-MNs in macaques are NOT performing motor simulation/action understanding during observation
-humans posses a parallel system that may or may not be performing motor simulation/action understanding during observation
*therefore, mind-reading is evolutionarily built on this motor simulation function of macaque MNs -- Oops, doesn't follow! (neither did it follow logically above either, but here it is a larger stretch to even attempt the linkage).

Practical point: Gallese and others have used the claimed function of macaque mirror neurons to develop theories of the neural basis of everything from speech perception to mind-reading in humans. This is a reasonable approach. But if we learn that macaque mirror neurons are doing something else, then by the same approach -- i.e., to "adopt an evolutionary frame of reference, both in phylogenetical and ontogenetical terms" and to "capitalize on the results of different fields of investigation" -- we need to reconsidered our theories of the human mirror system.


Gallese, V., Gernsbacher, M.A., Heyes, C., Hickok, G., & Iacoboni, M. (2011). Mirror neuron forum. Perspectives on Psychological Science, 6, 369–407.

Gallese V, & Goldman A (1998). Mirror neurons and the simulation theory of mind-reading. Trends in cognitive sciences, 2 (12), 493-501 PMID: 21227300

Department Chair position -- University of South Carolina

Department Chair: The Dept. of Communication Sciences and Disorders in the Arnold School of Public Health, University of South Carolina, is inviting applications for the position of Department Chair at the level of associate or full professor. This is a 9-month tenure-track position with a set start date for fall 2012. Qualified applicants will have a Ph.D. in Communication Sciences/Disorders or related fields; preference will be given to applicants who hold a Certificate of Clinical Competence in speech-language pathology (CCC-SLP). Other qualifications include: (a) demonstrated excellence in the area of leadership and the ability to serve at the college, university, and national level; (b) strong track record in the areas of teaching and research; (c) demonstrated ability to work effectively with faculty, staff and students who represent a wide array of ethnic, cultural, and socioeconomic backgrounds; and (d) desire to work in a progressive research friendly environment.
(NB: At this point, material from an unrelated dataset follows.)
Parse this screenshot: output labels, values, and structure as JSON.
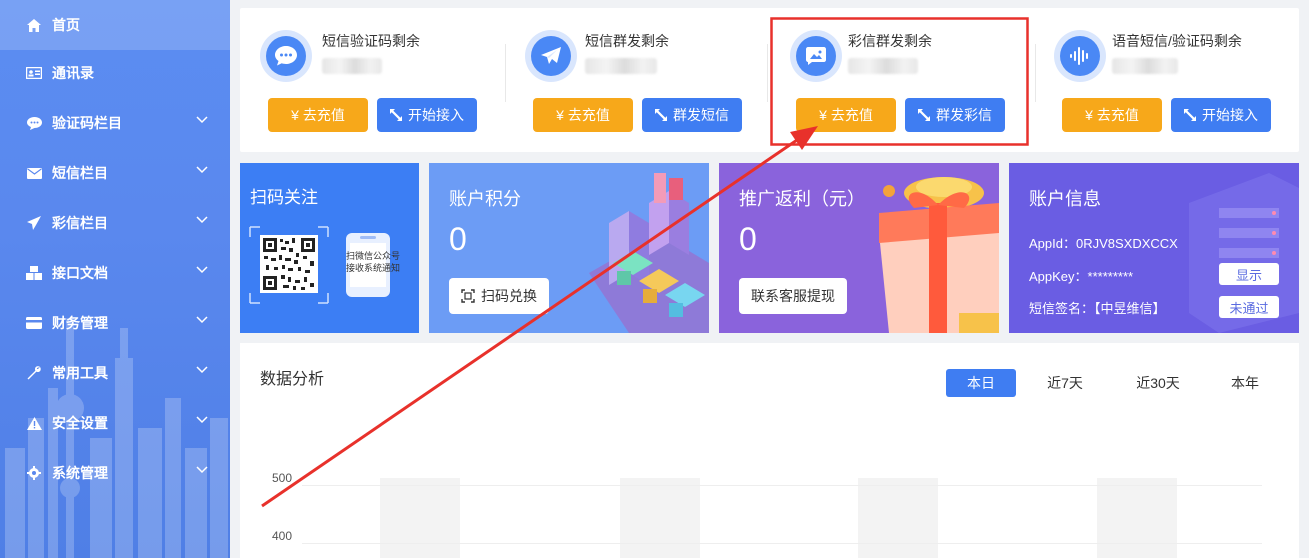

The Department of Communication Sciences and Disorders offers two master’s degrees and a Ph.D. in speech-language pathology. The University of South Carolina is a Carnegie Doctoral/Research Extensive Institution with an aggressive program of expansion in the areas of language development and adult neurogenics with potential for further expansion in the applicant’s area of interest. Salary is competitive and commensurate with experience. Interested applicants should send application letter, CV, three letters of recommendation, and other supporting material to: Julius Fridriksson, Ph.D. Search Committee Chair, C/O Karen Mullis, Dept. of Communication Sciences & Disorders, University of South Carolina, Columbia, SC 29208 ( Review of applications will begin November 1st, 2011 and will continue until the position is filled. The University of South Carolina is an AA/EOE. Women and minorities are encouraged to apply. Visit the department website at:

Friday, August 12, 2011

How amodal are phonological representations?

Something has been bothering me lately with respect to phonological theory. It is assumed that phonological representations are abstract entities not tied to any sensory or motor systems. Why then are phonological representations defined in terms of motor articulatory features? Does this bother anyone?

Monday, August 1, 2011

Mirror Neuron Forum published in Perspectives in Psychological Science

If you haven't seen it already, check out the mirror neuron forum recently published online in Perspectives in Psychological Science. Organized by Art Glenberg, the forum includes answers to ALL the important questions regarding mirror neurons from a group of scientists who represent a range of perspectives on the issues. Authors include Gallese, Gernsbacher, Heyes, Hickok, and Iacoboni. The best part of the forum, though, is that each author wrote responses to the other authors' answers, providing for some interesting discussion.

The mirror neuron forum can be found here.

I'd love to hear your thoughts on the discussion.